Imagine experiencing the vast, animated majesty and haunting emptiness of outer space from the comfort of home. Now imagine experiencing that same wonder from the warmth of Bellevue College’s own domed-ceiling planetarium, located conveniently on central campus. Almost as intriguing, right?
Pat Beatie, a retired law enforcement officer with a long-standing interest in astronomy, hosts a series of planetarium shows and educational briefings every three months at Bellevue College that are open for anyone to attend. Tickets are free, but prior registration is required for entry if the event is considered “sold out.”
The most recent planetarium showing opened with an interactive segment where Beatie introduced the audience to the fundamentals of astronomy and the speed of light.
The first of the featured shows was called “Violent Universe,” which gave the audience the chance to experience the raw power of the universe and near misses by asteroids and meteors from the safety of their seats. The elaborate show featured real photographs produced by world-renowned telescopes such as the Hubble Space Telescope, as well as invigorating graphic productions that brought to life the collisions of galaxies and gave wonder and shape to the explosions of giant stars to release their contents into space. To date, scientists have confirmed 172 locations on Earth determined to be “impact structures,” such as craters from meteors, asteroids and pieces of comets. Two well-known impact sites include the devastation at Tunguska near the turn of the century and the massive craters near Flagstaff, Arizona, which were caused by an asteroid travelling at 26,000 miles per hour that pummeled the Earth approximately 50,000 years ago. The audience witnessed the forces that hold the universe together and occasionally try to rip it apart.
“Black Holes,” the second film shown, featured the familiar themes of time and space: destruction that leads to creation, and creation that leads to destruction. It featured elaborate animations of the formation of the early universe, star birth and death, the collisions of giant galaxies and the awe-inspiring, simulated trip into a supermassive black hole lurking at the center of our own Milky Way Galaxy.

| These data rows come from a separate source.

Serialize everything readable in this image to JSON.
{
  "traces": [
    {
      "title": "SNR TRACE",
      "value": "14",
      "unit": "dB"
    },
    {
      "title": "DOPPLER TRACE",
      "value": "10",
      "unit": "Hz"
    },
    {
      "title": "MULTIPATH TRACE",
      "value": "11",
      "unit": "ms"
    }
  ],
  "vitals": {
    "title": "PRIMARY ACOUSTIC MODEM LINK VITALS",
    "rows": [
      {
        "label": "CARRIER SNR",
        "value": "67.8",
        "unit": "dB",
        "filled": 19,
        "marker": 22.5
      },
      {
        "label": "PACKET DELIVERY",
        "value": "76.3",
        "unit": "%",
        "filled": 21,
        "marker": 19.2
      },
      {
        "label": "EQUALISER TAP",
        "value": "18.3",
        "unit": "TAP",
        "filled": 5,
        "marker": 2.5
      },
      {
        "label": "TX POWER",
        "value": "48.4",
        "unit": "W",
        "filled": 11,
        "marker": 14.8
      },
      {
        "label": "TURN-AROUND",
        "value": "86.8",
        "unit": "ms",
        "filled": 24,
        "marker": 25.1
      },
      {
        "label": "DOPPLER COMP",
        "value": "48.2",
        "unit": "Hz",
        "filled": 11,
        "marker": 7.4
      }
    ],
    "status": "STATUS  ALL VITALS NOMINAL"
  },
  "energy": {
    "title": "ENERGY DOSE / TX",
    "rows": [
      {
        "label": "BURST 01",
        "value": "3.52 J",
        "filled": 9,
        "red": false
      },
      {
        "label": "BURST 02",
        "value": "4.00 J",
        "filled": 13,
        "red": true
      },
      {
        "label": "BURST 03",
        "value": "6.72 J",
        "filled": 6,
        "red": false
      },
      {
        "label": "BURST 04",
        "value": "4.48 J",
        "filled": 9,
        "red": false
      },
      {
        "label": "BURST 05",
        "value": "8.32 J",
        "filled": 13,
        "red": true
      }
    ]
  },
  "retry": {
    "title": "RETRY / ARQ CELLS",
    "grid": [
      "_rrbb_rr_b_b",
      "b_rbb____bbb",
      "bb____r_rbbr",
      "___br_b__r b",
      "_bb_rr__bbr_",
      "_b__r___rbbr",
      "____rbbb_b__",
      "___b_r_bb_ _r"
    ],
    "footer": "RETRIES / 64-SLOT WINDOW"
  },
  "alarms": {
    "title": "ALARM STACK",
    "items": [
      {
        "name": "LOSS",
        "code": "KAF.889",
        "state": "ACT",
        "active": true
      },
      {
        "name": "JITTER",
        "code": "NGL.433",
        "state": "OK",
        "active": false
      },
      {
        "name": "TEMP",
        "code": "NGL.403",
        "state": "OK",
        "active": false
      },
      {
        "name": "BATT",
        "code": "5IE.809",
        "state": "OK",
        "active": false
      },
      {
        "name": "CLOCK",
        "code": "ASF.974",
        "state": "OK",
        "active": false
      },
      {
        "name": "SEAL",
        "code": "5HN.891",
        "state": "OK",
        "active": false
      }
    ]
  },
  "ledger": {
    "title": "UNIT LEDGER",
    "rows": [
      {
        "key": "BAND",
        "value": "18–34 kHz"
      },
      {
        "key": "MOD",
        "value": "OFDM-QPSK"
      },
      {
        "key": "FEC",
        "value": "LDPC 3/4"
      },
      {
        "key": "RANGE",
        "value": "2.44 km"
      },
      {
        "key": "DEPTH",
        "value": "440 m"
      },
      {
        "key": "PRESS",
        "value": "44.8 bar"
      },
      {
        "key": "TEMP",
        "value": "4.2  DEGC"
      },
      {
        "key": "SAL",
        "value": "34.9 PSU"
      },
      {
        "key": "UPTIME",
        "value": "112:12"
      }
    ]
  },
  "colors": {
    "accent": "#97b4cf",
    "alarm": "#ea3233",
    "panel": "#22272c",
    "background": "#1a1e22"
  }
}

Beatie also took the time to familiarize the audience with the asterisms and constellations they would have been able to view upon stepping outside—had the sky been cloudless that evening. He introduced the brightest stars in the sky above Bellevue and how to navigate accordingly.